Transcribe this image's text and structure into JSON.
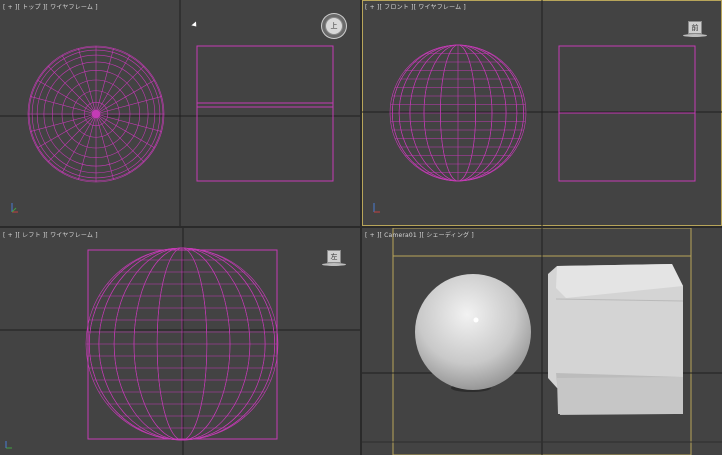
{
  "viewports": {
    "top": {
      "label": "[ + ][ トップ ][ ワイヤフレーム ]",
      "cube": "上"
    },
    "front": {
      "label": "[ + ][ フロント ][ ワイヤフレーム ]",
      "cube": "前"
    },
    "left": {
      "label": "[ + ][ レフト ][ ワイヤフレーム ]",
      "cube": "左"
    },
    "camera": {
      "label": "[ + ][ Camera01 ][ シェーディング ]"
    }
  },
  "colors": {
    "viewport_bg": "#434343",
    "wireframe": "#c43bb5",
    "active_border": "#b8a55a",
    "grid_line": "#1f1f1f"
  }
}
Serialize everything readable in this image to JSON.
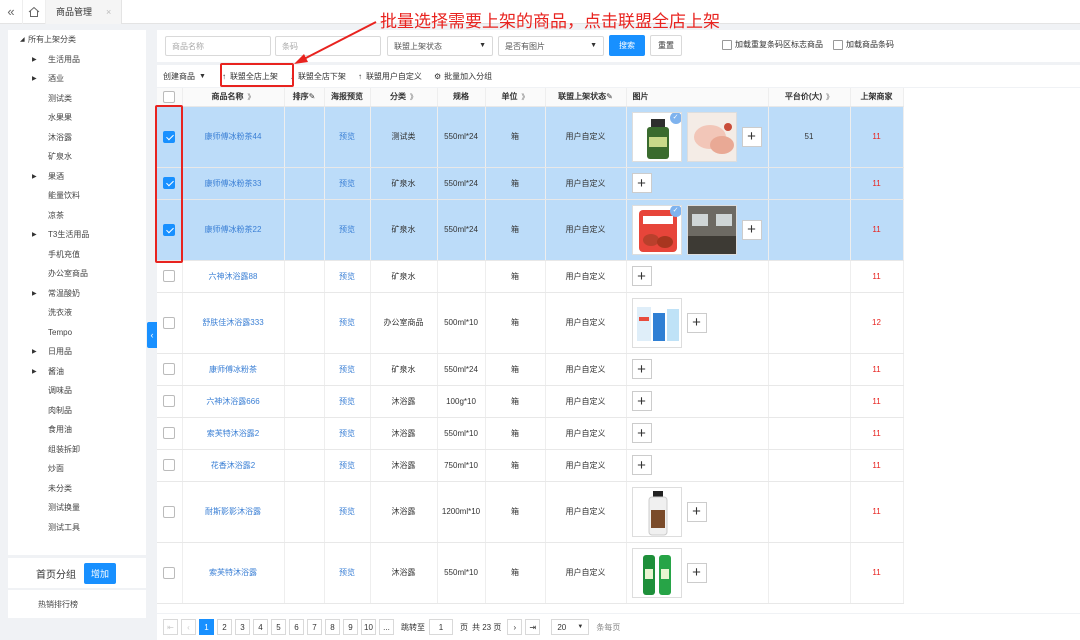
{
  "topbar": {
    "collapse": "«",
    "tab": "商品管理",
    "tab_close": "×"
  },
  "annotation": "批量选择需要上架的商品，点击联盟全店上架",
  "sidebar": {
    "root": "所有上架分类",
    "items": [
      {
        "label": "生活用品",
        "caret": true
      },
      {
        "label": "酒业",
        "caret": true
      },
      {
        "label": "测试类",
        "caret": false
      },
      {
        "label": "水果果",
        "caret": false
      },
      {
        "label": "沐浴露",
        "caret": false
      },
      {
        "label": "矿泉水",
        "caret": false
      },
      {
        "label": "果酒",
        "caret": true
      },
      {
        "label": "能量饮料",
        "caret": false
      },
      {
        "label": "凉茶",
        "caret": false
      },
      {
        "label": "T3生活用品",
        "caret": true
      },
      {
        "label": "手机充值",
        "caret": false
      },
      {
        "label": "办公室商品",
        "caret": false
      },
      {
        "label": "常温酸奶",
        "caret": true
      },
      {
        "label": "洗衣液",
        "caret": false
      },
      {
        "label": "Tempo",
        "caret": false
      },
      {
        "label": "日用品",
        "caret": true
      },
      {
        "label": "酱油",
        "caret": true
      },
      {
        "label": "调味品",
        "caret": false
      },
      {
        "label": "肉制品",
        "caret": false
      },
      {
        "label": "食用油",
        "caret": false
      },
      {
        "label": "组装拆卸",
        "caret": false
      },
      {
        "label": "炒面",
        "caret": false
      },
      {
        "label": "未分类",
        "caret": false
      },
      {
        "label": "测试换量",
        "caret": false
      },
      {
        "label": "测试工具",
        "caret": false
      }
    ],
    "group_label": "首页分组",
    "group_add": "增加",
    "bottom": "热销排行榜"
  },
  "filters": {
    "name_placeholder": "商品名称",
    "barcode_placeholder": "条码",
    "status_select": "联盟上架状态",
    "image_select": "是否有图片",
    "search": "搜索",
    "reset": "重置",
    "chk1": "加载重复条码区标志商品",
    "chk2": "加载商品条码"
  },
  "toolbar": {
    "create": "创建商品",
    "list_all": "联盟全店上架",
    "unlist_all": "联盟全店下架",
    "custom_list": "联盟用户自定义",
    "add_group": "批量加入分组"
  },
  "columns": [
    "商品名称",
    "排序",
    "海报预览",
    "分类",
    "规格",
    "单位",
    "联盟上架状态",
    "图片",
    "平台价(大)",
    "上架商家"
  ],
  "rows": [
    {
      "sel": true,
      "name": "康师傅冰粉茶44",
      "preview": "预览",
      "cat": "测试类",
      "spec": "550ml*24",
      "unit": "箱",
      "status": "用户自定义",
      "imgs": [
        "bottle",
        "food"
      ],
      "badge": true,
      "price": "51",
      "merch": "11",
      "h": 61
    },
    {
      "sel": true,
      "name": "康师傅冰粉茶33",
      "preview": "预览",
      "cat": "矿泉水",
      "spec": "550ml*24",
      "unit": "箱",
      "status": "用户自定义",
      "imgs": [],
      "badge": false,
      "price": "",
      "merch": "11",
      "h": 32
    },
    {
      "sel": true,
      "name": "康师傅冰粉茶22",
      "preview": "预览",
      "cat": "矿泉水",
      "spec": "550ml*24",
      "unit": "箱",
      "status": "用户自定义",
      "imgs": [
        "sausage",
        "office"
      ],
      "badge": true,
      "price": "",
      "merch": "11",
      "h": 61
    },
    {
      "sel": false,
      "name": "六神沐浴露88",
      "preview": "预览",
      "cat": "矿泉水",
      "spec": "",
      "unit": "箱",
      "status": "用户自定义",
      "imgs": [],
      "badge": false,
      "price": "",
      "merch": "11",
      "h": 32
    },
    {
      "sel": false,
      "name": "舒肤佳沐浴露333",
      "preview": "预览",
      "cat": "办公室商品",
      "spec": "500ml*10",
      "unit": "箱",
      "status": "用户自定义",
      "imgs": [
        "detergent"
      ],
      "badge": false,
      "price": "",
      "merch": "12",
      "h": 61
    },
    {
      "sel": false,
      "name": "康师傅冰粉茶",
      "preview": "预览",
      "cat": "矿泉水",
      "spec": "550ml*24",
      "unit": "箱",
      "status": "用户自定义",
      "imgs": [],
      "badge": false,
      "price": "",
      "merch": "11",
      "h": 32
    },
    {
      "sel": false,
      "name": "六神沐浴露666",
      "preview": "预览",
      "cat": "沐浴露",
      "spec": "100g*10",
      "unit": "箱",
      "status": "用户自定义",
      "imgs": [],
      "badge": false,
      "price": "",
      "merch": "11",
      "h": 32
    },
    {
      "sel": false,
      "name": "索芙特沐浴露2",
      "preview": "预览",
      "cat": "沐浴露",
      "spec": "550ml*10",
      "unit": "箱",
      "status": "用户自定义",
      "imgs": [],
      "badge": false,
      "price": "",
      "merch": "11",
      "h": 32
    },
    {
      "sel": false,
      "name": "花香沐浴露2",
      "preview": "预览",
      "cat": "沐浴露",
      "spec": "750ml*10",
      "unit": "箱",
      "status": "用户自定义",
      "imgs": [],
      "badge": false,
      "price": "",
      "merch": "11",
      "h": 32
    },
    {
      "sel": false,
      "name": "耐斯影影沐浴露",
      "preview": "预览",
      "cat": "沐浴露",
      "spec": "1200ml*10",
      "unit": "箱",
      "status": "用户自定义",
      "imgs": [
        "shampoo"
      ],
      "badge": false,
      "price": "",
      "merch": "11",
      "h": 61
    },
    {
      "sel": false,
      "name": "索芙特沐浴露",
      "preview": "预览",
      "cat": "沐浴露",
      "spec": "550ml*10",
      "unit": "箱",
      "status": "用户自定义",
      "imgs": [
        "green_bottles"
      ],
      "badge": false,
      "price": "",
      "merch": "11",
      "h": 61
    }
  ],
  "pager": {
    "pages": [
      "1",
      "2",
      "3",
      "4",
      "5",
      "6",
      "7",
      "8",
      "9",
      "10",
      "..."
    ],
    "goto": "跳转至",
    "goto_val": "1",
    "page_unit": "页",
    "total": "共 23 页",
    "size": "20",
    "per_page": "条每页"
  },
  "colors": {
    "accent": "#1890ff",
    "selected_row": "#bcdcf9",
    "annotation": "#e8231f"
  }
}
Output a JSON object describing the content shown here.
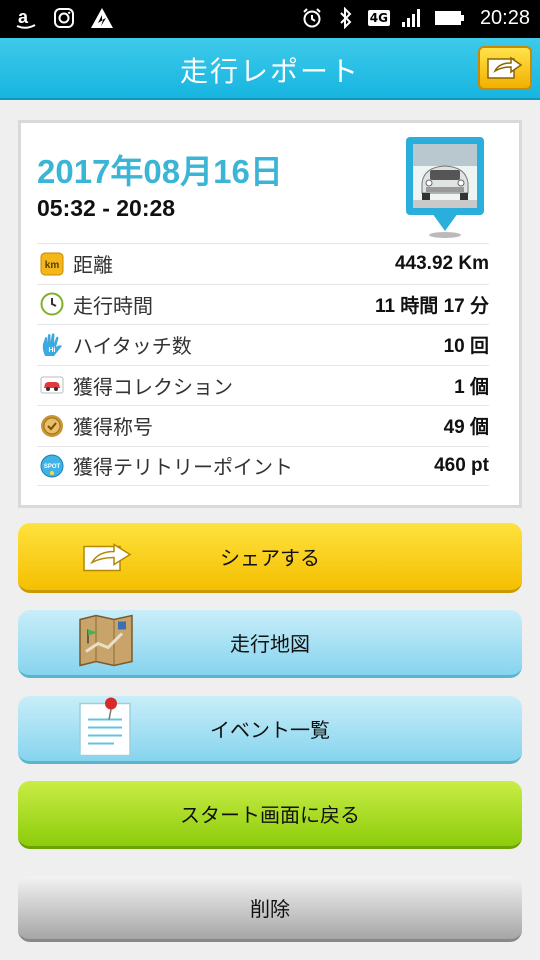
{
  "status_bar": {
    "network": "4G",
    "time": "20:28",
    "left_icons": [
      "amazon-icon",
      "instagram-icon",
      "triangle-app-icon"
    ],
    "right_icons": [
      "alarm-icon",
      "bluetooth-icon",
      "signal-icon",
      "battery-icon"
    ]
  },
  "header": {
    "title": "走行レポート",
    "share_icon": "share-icon"
  },
  "report": {
    "date": "2017年08月16日",
    "time_range": "05:32 - 20:28",
    "car_thumbnail": "car-pin-icon",
    "stats": [
      {
        "icon": "km-icon",
        "label": "距離",
        "value": "443.92 Km"
      },
      {
        "icon": "clock-icon",
        "label": "走行時間",
        "value": "11 時間 17 分"
      },
      {
        "icon": "hi-five-icon",
        "label": "ハイタッチ数",
        "value": "10 回"
      },
      {
        "icon": "car-collection-icon",
        "label": "獲得コレクション",
        "value": "1 個"
      },
      {
        "icon": "medal-icon",
        "label": "獲得称号",
        "value": "49 個"
      },
      {
        "icon": "spot-icon",
        "label": "獲得テリトリーポイント",
        "value": "460 pt"
      }
    ]
  },
  "buttons": {
    "share": "シェアする",
    "map": "走行地図",
    "events": "イベント一覧",
    "start": "スタート画面に戻る",
    "delete": "削除"
  },
  "colors": {
    "header": "#17b5e0",
    "date": "#3bb5d6",
    "share_button": "#f4bf00",
    "map_button": "#86d4ee",
    "start_button": "#8dcc0c",
    "delete_button": "#a6a6a6"
  }
}
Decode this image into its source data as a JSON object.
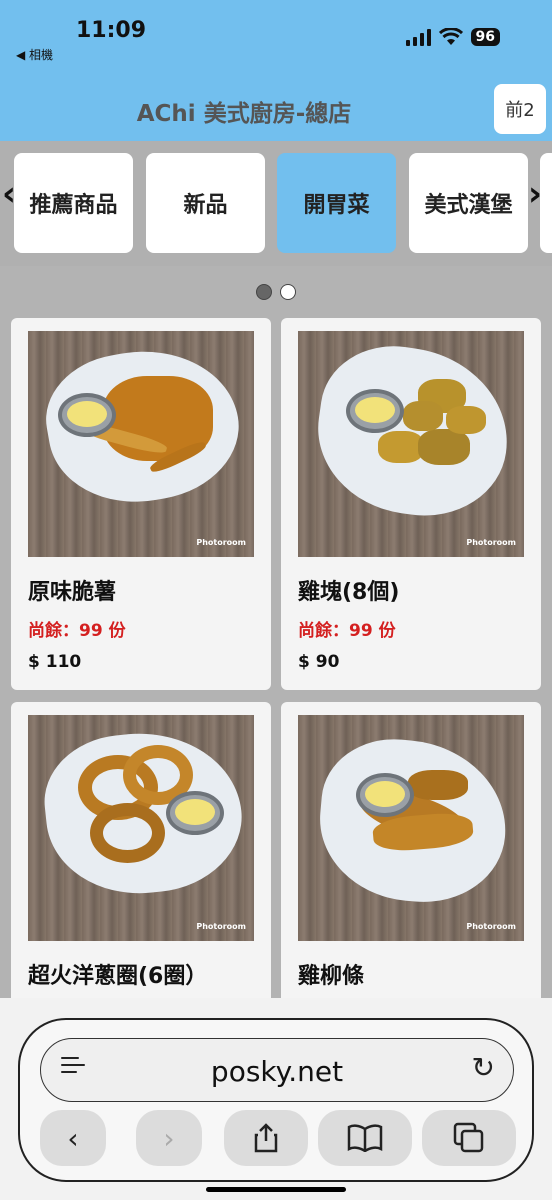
{
  "status_bar": {
    "time": "11:09",
    "back_app": "◀ 相機",
    "battery": "96"
  },
  "header": {
    "title": "AChi 美式廚房-總店",
    "lang_button": "前2"
  },
  "categories": [
    {
      "label": "推薦商品",
      "active": false
    },
    {
      "label": "新品",
      "active": false
    },
    {
      "label": "開胃菜",
      "active": true
    },
    {
      "label": "美式漢堡",
      "active": false
    }
  ],
  "arrows": {
    "left": "‹",
    "right": "›"
  },
  "products": [
    {
      "name": "原味脆薯",
      "stock": "尚餘：99 份",
      "price": "$ 110",
      "watermark": "Photoroom"
    },
    {
      "name": "雞塊(8個)",
      "stock": "尚餘：99 份",
      "price": "$ 90",
      "watermark": "Photoroom"
    },
    {
      "name": "超火洋蔥圈(6圈）",
      "watermark": "Photoroom"
    },
    {
      "name": "雞柳條",
      "watermark": "Photoroom"
    }
  ],
  "browser": {
    "url": "posky.net",
    "icons": [
      "page-menu-icon",
      "reload-icon",
      "back-icon",
      "forward-icon",
      "share-icon",
      "bookmarks-icon",
      "tabs-icon"
    ],
    "back": "‹",
    "forward": "›",
    "share": "⇪",
    "bookmarks": "📖",
    "tabs": "⧉",
    "reload": "↻"
  },
  "colors": {
    "accent": "#72bfee",
    "stock_red": "#d42020",
    "background": "#b3b3b3"
  }
}
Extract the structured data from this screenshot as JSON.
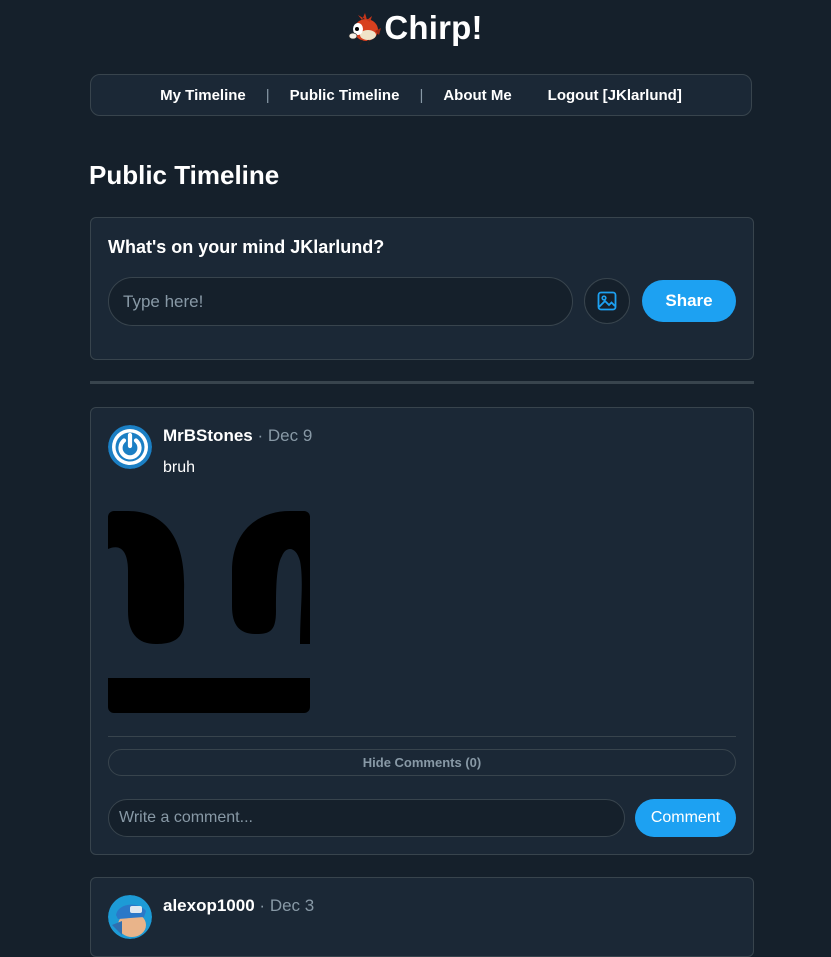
{
  "app": {
    "title": "Chirp!",
    "logo_icon": "red-bird-icon"
  },
  "nav": {
    "items": [
      {
        "label": "My Timeline"
      },
      {
        "label": "Public Timeline"
      },
      {
        "label": "About Me"
      },
      {
        "label": "Logout [JKlarlund]"
      }
    ],
    "separator": "|"
  },
  "page": {
    "title": "Public Timeline"
  },
  "composer": {
    "prompt": "What's on your mind JKlarlund?",
    "placeholder": "Type here!",
    "image_icon": "image-icon",
    "share_label": "Share"
  },
  "posts": [
    {
      "username": "MrBStones",
      "dot": "·",
      "date": "Dec 9",
      "text": "bruh",
      "avatar_icon": "power-icon",
      "has_image": true,
      "hide_comments_label": "Hide Comments (0)",
      "comment_placeholder": "Write a comment...",
      "comment_label": "Comment"
    },
    {
      "username": "alexop1000",
      "dot": "·",
      "date": "Dec 3",
      "avatar_icon": "soldier-avatar-icon"
    }
  ],
  "colors": {
    "background": "#15202b",
    "card": "#1b2836",
    "border": "#38444d",
    "accent": "#1da1f2",
    "muted": "#8899a6"
  }
}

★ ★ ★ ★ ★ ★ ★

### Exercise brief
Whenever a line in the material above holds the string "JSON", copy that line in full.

### Response area
Transcribe this image's text and structure into JSON.
Serialize everything readable in this image to JSON.
Output a JSON object describing the content shown here.
Decode this image into its source data as a JSON object.
Extract the structured data from this screenshot as JSON.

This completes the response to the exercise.